* [Exercise objective]: Using the records below, locate all lines containing "domain" and return them.

Start of Material provided

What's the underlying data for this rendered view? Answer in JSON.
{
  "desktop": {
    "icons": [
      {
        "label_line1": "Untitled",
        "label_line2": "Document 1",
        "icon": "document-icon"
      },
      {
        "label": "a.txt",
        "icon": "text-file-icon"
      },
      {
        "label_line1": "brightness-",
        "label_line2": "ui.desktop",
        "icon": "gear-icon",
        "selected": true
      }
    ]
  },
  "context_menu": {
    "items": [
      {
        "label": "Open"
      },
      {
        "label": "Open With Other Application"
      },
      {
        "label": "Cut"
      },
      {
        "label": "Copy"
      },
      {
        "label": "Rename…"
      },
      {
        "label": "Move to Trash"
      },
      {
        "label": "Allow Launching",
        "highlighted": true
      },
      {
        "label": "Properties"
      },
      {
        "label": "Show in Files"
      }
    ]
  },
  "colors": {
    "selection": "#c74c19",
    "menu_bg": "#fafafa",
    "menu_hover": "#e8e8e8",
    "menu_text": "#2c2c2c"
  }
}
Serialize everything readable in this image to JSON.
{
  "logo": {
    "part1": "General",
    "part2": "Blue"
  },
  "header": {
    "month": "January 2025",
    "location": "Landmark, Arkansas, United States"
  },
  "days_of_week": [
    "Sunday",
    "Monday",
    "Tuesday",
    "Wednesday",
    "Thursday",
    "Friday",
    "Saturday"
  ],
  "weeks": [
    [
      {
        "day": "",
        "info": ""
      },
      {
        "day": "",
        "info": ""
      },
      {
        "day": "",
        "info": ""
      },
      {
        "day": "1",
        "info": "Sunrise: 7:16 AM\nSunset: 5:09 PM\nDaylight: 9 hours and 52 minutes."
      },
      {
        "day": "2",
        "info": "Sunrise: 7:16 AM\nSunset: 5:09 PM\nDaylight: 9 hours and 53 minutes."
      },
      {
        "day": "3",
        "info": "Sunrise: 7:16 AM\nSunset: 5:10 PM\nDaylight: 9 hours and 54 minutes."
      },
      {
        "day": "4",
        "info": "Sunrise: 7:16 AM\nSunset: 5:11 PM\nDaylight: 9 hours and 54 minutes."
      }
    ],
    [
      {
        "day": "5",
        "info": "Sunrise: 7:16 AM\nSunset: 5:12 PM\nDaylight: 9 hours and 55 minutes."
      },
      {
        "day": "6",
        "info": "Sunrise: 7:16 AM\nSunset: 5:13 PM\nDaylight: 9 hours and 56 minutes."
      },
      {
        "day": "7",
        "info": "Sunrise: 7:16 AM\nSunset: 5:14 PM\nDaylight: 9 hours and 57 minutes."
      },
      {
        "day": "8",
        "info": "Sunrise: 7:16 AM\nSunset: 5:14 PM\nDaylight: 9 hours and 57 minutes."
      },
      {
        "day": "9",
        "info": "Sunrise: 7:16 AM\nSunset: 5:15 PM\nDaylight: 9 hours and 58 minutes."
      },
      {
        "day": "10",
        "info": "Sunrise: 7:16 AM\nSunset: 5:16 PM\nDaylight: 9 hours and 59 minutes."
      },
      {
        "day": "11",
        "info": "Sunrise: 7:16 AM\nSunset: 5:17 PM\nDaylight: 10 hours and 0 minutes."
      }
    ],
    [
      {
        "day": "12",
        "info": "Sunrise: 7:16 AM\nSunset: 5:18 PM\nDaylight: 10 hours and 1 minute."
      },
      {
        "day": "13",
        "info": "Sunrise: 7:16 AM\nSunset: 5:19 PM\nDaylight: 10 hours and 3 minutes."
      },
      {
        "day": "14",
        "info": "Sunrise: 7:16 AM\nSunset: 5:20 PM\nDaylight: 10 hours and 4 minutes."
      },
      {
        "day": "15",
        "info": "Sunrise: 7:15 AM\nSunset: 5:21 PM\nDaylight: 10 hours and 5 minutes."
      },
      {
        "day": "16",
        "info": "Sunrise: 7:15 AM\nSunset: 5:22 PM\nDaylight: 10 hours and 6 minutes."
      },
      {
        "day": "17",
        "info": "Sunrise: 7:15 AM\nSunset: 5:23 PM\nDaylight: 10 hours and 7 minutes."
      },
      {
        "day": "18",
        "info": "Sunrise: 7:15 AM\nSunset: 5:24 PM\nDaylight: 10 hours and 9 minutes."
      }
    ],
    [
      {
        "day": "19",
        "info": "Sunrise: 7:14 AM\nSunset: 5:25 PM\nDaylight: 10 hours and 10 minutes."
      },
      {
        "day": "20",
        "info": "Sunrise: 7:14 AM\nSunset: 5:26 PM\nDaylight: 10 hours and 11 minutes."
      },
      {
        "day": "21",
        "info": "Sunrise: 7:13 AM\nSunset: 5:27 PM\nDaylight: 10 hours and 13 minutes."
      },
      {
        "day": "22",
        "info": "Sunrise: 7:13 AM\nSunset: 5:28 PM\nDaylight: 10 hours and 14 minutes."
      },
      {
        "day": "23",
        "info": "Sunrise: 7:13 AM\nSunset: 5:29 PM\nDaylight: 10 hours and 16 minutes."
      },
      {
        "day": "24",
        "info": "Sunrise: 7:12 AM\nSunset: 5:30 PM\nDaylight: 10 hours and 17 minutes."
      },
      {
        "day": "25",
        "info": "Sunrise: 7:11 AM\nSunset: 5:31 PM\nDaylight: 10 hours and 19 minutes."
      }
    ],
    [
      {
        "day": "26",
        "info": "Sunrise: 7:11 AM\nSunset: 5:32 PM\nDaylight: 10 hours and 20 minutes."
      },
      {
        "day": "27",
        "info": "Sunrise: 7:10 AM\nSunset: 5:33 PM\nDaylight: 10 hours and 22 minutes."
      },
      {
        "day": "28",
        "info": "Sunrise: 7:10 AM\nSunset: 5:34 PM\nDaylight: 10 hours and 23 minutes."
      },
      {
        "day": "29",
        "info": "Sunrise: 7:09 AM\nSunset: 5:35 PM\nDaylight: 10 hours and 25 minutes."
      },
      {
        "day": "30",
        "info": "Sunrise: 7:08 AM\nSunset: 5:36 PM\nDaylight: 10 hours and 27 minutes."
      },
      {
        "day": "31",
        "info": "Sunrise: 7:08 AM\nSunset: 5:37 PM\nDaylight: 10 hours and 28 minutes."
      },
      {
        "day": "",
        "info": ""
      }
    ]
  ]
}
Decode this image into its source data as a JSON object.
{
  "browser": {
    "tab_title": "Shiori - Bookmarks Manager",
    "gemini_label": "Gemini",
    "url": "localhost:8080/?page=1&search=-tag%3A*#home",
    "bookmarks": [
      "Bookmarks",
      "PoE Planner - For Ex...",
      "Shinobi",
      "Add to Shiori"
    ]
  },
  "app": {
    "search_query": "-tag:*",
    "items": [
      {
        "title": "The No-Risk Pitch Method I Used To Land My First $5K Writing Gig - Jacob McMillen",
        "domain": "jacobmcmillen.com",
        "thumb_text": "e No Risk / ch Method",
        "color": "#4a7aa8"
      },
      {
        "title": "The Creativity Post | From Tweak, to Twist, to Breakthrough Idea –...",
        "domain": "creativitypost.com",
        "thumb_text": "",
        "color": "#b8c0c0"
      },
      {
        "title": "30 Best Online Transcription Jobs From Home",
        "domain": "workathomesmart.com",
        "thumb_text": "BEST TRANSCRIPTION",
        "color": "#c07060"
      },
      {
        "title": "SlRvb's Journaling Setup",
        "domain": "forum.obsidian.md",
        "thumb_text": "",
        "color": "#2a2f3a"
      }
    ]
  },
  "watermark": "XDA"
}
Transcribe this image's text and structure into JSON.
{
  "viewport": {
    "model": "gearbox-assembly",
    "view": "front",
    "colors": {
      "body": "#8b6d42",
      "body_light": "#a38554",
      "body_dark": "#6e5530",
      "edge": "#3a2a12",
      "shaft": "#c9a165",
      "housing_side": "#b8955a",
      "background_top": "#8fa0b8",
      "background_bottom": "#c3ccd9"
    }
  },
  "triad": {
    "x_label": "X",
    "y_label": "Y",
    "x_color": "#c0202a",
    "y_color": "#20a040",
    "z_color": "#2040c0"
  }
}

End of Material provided

* [Exercise answer]:
        "domain": "jacobmcmillen.com",
        "domain": "creativitypost.com",
        "domain": "workathomesmart.com",
        "domain": "forum.obsidian.md",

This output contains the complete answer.